SoCal's Finest Ring In New Year




COMPTON, Calif.--There's a farmer's calendar, a Chinese calendar, celestial calendars, and then there's the lesser known scouting calendar.
 
Dick Clark was nowhere to be found on June 12 in Compton, and Major League Baseball's Urban Youth Academy didn't feature a falling ball or a countdown to midnight, but for the 50-plus scouts in attendance, it marked their own new year.

"This is the first day of 2008," a scout said. "Time to start all over again."

Four days after the final pick of the 2007 draft was made, the Major League Baseball Scouting Bureau held the first wide-scale showcase of the new scouting season. Forty-four players from Southern California gathered in Compton for workouts and a nine-inning game that served as a good ice-breaker for the summer showcase and tournament circuit.

"A couple of potential first-rounders and a bunch of follows," a crosschecker with an American League team said. "We'll get an early look at 'em here, and see them down the road all summer."

Led by three hitters taken in the top 12 picks of this year's draft, Southern California's high school Class of 2007 was the best in years. Based on the collection of players in attendance in Compton, next year's class is more balanced, with better pitching, but not as deep in high-end hitters.

The younger brother of Angels prospect Sean O'Sullivan, Valhalla High (El Cajon) righthander Ryan O'Sullivan, got the start for the Red team against Wilson High (Long Beach) righthander Ray Hanson, and O'Sullivan showed quickly that he's capable of living up to his name. Sean was a third-round draft-and-follow of Los Angeles in 2005 and now ranks among the top prospects in one of baseball's best systems, and while Ryan has a slimmer, more athletic frame and a different tool set, he too has interesting upside.
 
O'Sullivan set down one of the country's toolsiest players in Aaron Hicks--Hanson's teammate on Wilson High's national champion club this spring--on strikes, but two pitches later surrendered the game's only home run--a solo shot to straightaway center field by Ricky Oropesa.

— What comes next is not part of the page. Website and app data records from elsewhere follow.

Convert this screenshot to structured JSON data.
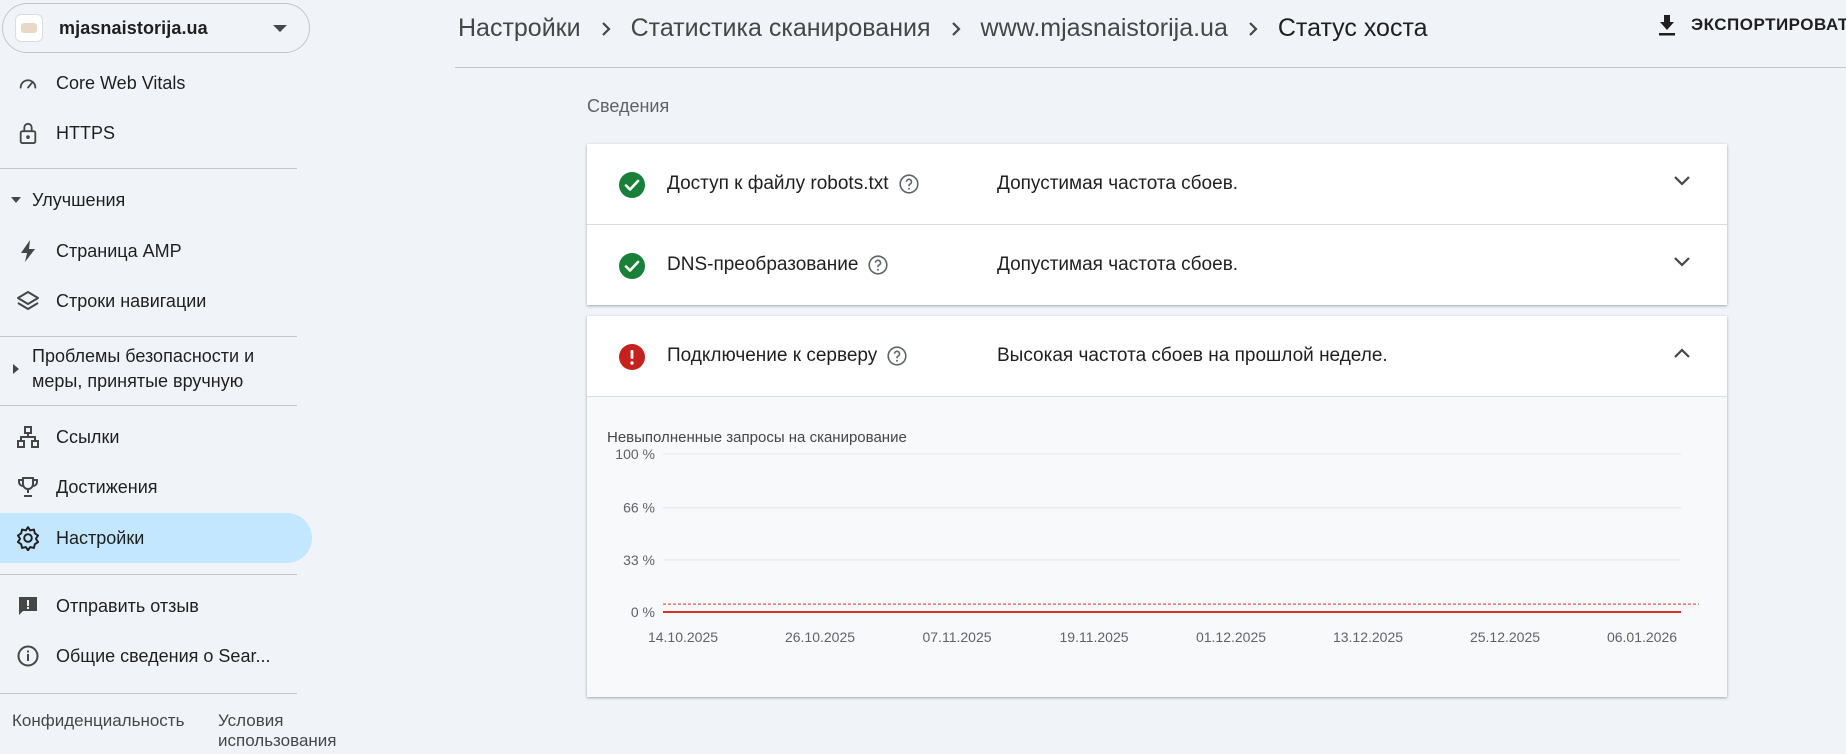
{
  "property": {
    "name": "mjasnaistorija.ua"
  },
  "nav": {
    "core_web_vitals": "Core Web Vitals",
    "https": "HTTPS",
    "enhancements": "Улучшения",
    "amp": "Страница AMP",
    "breadcrumbs": "Строки навигации",
    "security": "Проблемы безопасности и меры, принятые вручную",
    "links": "Ссылки",
    "achievements": "Достижения",
    "settings": "Настройки",
    "feedback": "Отправить отзыв",
    "about": "Общие сведения о Sear..."
  },
  "footer": {
    "privacy": "Конфиденциальность",
    "terms": "Условия использования"
  },
  "header": {
    "crumbs": [
      "Настройки",
      "Статистика сканирования",
      "www.mjasnaistorija.ua"
    ],
    "current": "Статус хоста",
    "export": "ЭКСПОРТИРОВАТ"
  },
  "main": {
    "section_title": "Сведения",
    "rows": [
      {
        "title": "Доступ к файлу robots.txt",
        "status": "ok",
        "description": "Допустимая частота сбоев."
      },
      {
        "title": "DNS-преобразование",
        "status": "ok",
        "description": "Допустимая частота сбоев."
      },
      {
        "title": "Подключение к серверу",
        "status": "error",
        "description": "Высокая частота сбоев на прошлой неделе."
      }
    ]
  },
  "colors": {
    "ok": "#188038",
    "error": "#c5221f",
    "active_nav": "#c2e7ff",
    "line": "#d93025"
  },
  "chart_data": {
    "type": "line",
    "title": "Невыполненные запросы на сканирование",
    "ylim": [
      0,
      100
    ],
    "yticks": [
      "100 %",
      "66 %",
      "33 %",
      "0 %"
    ],
    "ytick_values": [
      100,
      66,
      33,
      0
    ],
    "xticks": [
      "14.10.2025",
      "26.10.2025",
      "07.11.2025",
      "19.11.2025",
      "01.12.2025",
      "13.12.2025",
      "25.12.2025",
      "06.01.2026"
    ],
    "threshold": 5,
    "series": [
      {
        "x": [
          "2025-10-14",
          "2025-10-15",
          "2025-10-16",
          "2025-10-17",
          "2025-10-18",
          "2025-10-19",
          "2025-10-20",
          "2025-10-21",
          "2025-10-22",
          "2025-10-23",
          "2025-10-24",
          "2025-10-25",
          "2025-10-26",
          "2025-10-27",
          "2025-10-28",
          "2025-10-29",
          "2025-10-30",
          "2025-10-31",
          "2025-11-01",
          "2025-11-02",
          "2025-11-03",
          "2025-11-04",
          "2025-11-05",
          "2025-11-06",
          "2025-11-07",
          "2025-11-08",
          "2025-11-09",
          "2025-11-10",
          "2025-11-11",
          "2025-11-12",
          "2025-11-13",
          "2025-11-14",
          "2025-11-15",
          "2025-11-16",
          "2025-11-17",
          "2025-11-18",
          "2025-11-19",
          "2025-11-20",
          "2025-11-21",
          "2025-11-22",
          "2025-11-23",
          "2025-11-24",
          "2025-11-25",
          "2025-11-26",
          "2025-11-27",
          "2025-11-28",
          "2025-11-29",
          "2025-11-30",
          "2025-12-01",
          "2025-12-02",
          "2025-12-03",
          "2025-12-04",
          "2025-12-05",
          "2025-12-06",
          "2025-12-07",
          "2025-12-08",
          "2025-12-09",
          "2025-12-10",
          "2025-12-11",
          "2025-12-12",
          "2025-12-13",
          "2025-12-14",
          "2025-12-15",
          "2025-12-16",
          "2025-12-17",
          "2025-12-18",
          "2025-12-19",
          "2025-12-20",
          "2025-12-21",
          "2025-12-22",
          "2025-12-23",
          "2025-12-24",
          "2025-12-25",
          "2025-12-26",
          "2025-12-27",
          "2025-12-28",
          "2025-12-29",
          "2025-12-30",
          "2025-12-31",
          "2026-01-01",
          "2026-01-02",
          "2026-01-03",
          "2026-01-04",
          "2026-01-05",
          "2026-01-06",
          "2026-01-07",
          "2026-01-08",
          "2026-01-09",
          "2026-01-10",
          "2026-01-11"
        ],
        "values": [
          0,
          0,
          0,
          0,
          0,
          0,
          0,
          0,
          0,
          0,
          0,
          0,
          0,
          0,
          0,
          0,
          0,
          0,
          0,
          0,
          0,
          0,
          0,
          0,
          0,
          0,
          0,
          0,
          0,
          0,
          0,
          0,
          0,
          0,
          0,
          0,
          0,
          0,
          0,
          0,
          0,
          0,
          0,
          0,
          0,
          0,
          0,
          0,
          0,
          0,
          0,
          0,
          0,
          0,
          0,
          0,
          0,
          0,
          0,
          0,
          0,
          0,
          0,
          0,
          0,
          0,
          0,
          0,
          0,
          0,
          0,
          0,
          0,
          0,
          0,
          0,
          0,
          0,
          0,
          0,
          0,
          0,
          0,
          0,
          0,
          0,
          0,
          0,
          0,
          0
        ]
      }
    ]
  }
}
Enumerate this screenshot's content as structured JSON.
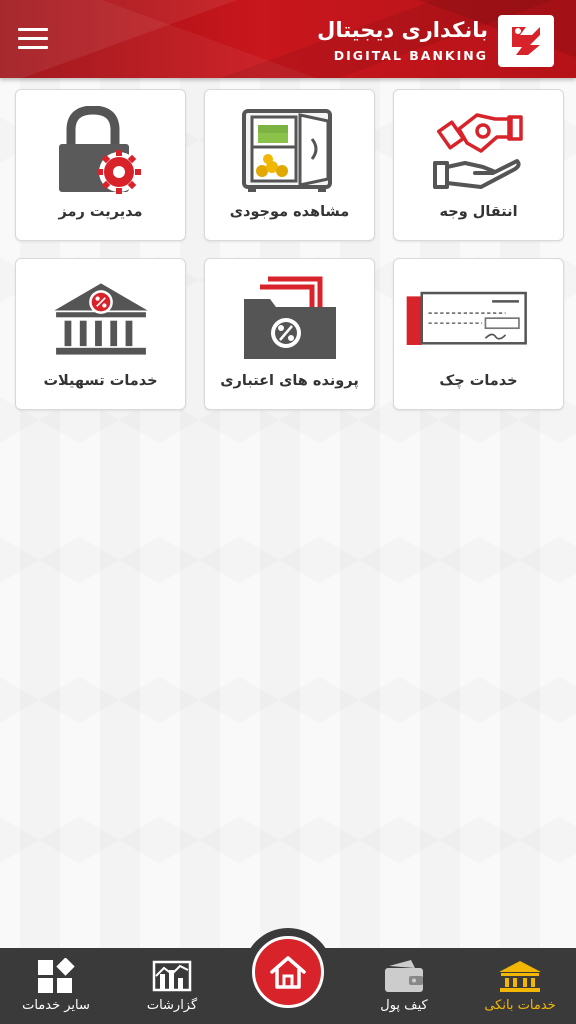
{
  "header": {
    "title_fa": "بانکداری دیجیتال",
    "title_en": "DIGITAL BANKING",
    "menu_icon": "hamburger-menu-icon",
    "logo_icon": "bank-logo-icon",
    "colors": {
      "primary": "#c8171d",
      "dark": "#9b0d12"
    }
  },
  "services": [
    {
      "label": "انتقال وجه",
      "icon": "money-transfer-icon"
    },
    {
      "label": "مشاهده موجودی",
      "icon": "safe-balance-icon"
    },
    {
      "label": "مدیریت رمز",
      "icon": "password-lock-icon"
    },
    {
      "label": "خدمات چک",
      "icon": "cheque-icon"
    },
    {
      "label": "پرونده های اعتباری",
      "icon": "credit-folder-icon"
    },
    {
      "label": "خدمات تسهیلات",
      "icon": "loan-bank-icon"
    }
  ],
  "bottom_nav": {
    "items": [
      {
        "label": "خدمات بانکی",
        "icon": "bank-services-icon",
        "active": true
      },
      {
        "label": "کیف پول",
        "icon": "wallet-icon",
        "active": false
      },
      {
        "label": "گزارشات",
        "icon": "reports-chart-icon",
        "active": false
      },
      {
        "label": "سایر خدمات",
        "icon": "other-services-icon",
        "active": false
      }
    ],
    "home_icon": "home-icon",
    "active_color": "#f2b705",
    "background": "#3a3a3a"
  }
}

Oropesa, one of a handful of potential high picks in the rising senior class from the Inland Empire, is a lean athlete with plus bat speed from Rancho Cucamonga High. His plate discipline and swing mechanics need refinement, but he showed bat speed and ability to keep his hands and weight back when he served O'Sullivan's one-strike changeup off the batter's eye. He worked out at first base during infield practice, but has the foot speed and arm strength for either corner outfield position, and could perhaps handle third base as well.

While Hicks didn't have his best day at the plate, he climbed atop the mound and showed his versatility, pitching near 90 mph with an 81 mph hammer breaking ball.

Fallbrook High's Clark Murphy doesn't have the athleticism Hicks possesses, but he showed one of the better approaches among the hitters in attendance, singling to left field off Hicks in a showdown between two early Aflac all-American selections from this year.

Urban Outfitters

Mike Tonkin (Palmdale High), Matt Lollis (Rubidoux High) and Jake Thompson (Wilson High, Long Beach) were the top three righthanders in attendance, and Jonathan Pettibone (Esperanza High, Anaheim) also showed well. Lollis has feel for three pitches. His fastball topped out at 91 mph and he showed a willingness to throw his 75-76 mph curveball and 78 mph changeup in any count. Tonkin's low-90s fastball has sink and life, while Thompson creates good downhill plane on his stuff, and was up to 92. He transferred high schools entering 2007, and was forced to pitch for Wilson High's junior varsity team this past spring.

• Lefty Mike Montgomery of Hart High (Newhall, Calif.), might have had the most impressive outing of the event. The projectable, 6-foot-4 lefthander pitched at 88 mph with a heavy fastball that had armside run. He lacks feel for his 80 mph changeup and 69 mph curveball, but both pitches have good action despite his inability to spot them.

Jake Marisnick made hard contact against Thompson, and was one of four rising juniors in attendance. An outfielder from Poly High in Riverside, Marisnick ranked as the No. 1 prospect at this year's Phil Nevin National Classic as a sophomore, and because of his bat speed and plus run tool, has potential to be a high pick in 2009.

• Along with Hicks, Isaac Galloway (Los Osos High, Rancho Cucamonga) has showed five-tool potential, although he was unable to attend this event because of school obligations. He's scheduled to appear at this weekend's Perfect Game National Showcase in Cincinnati and has been named to the Aflac Classic as well.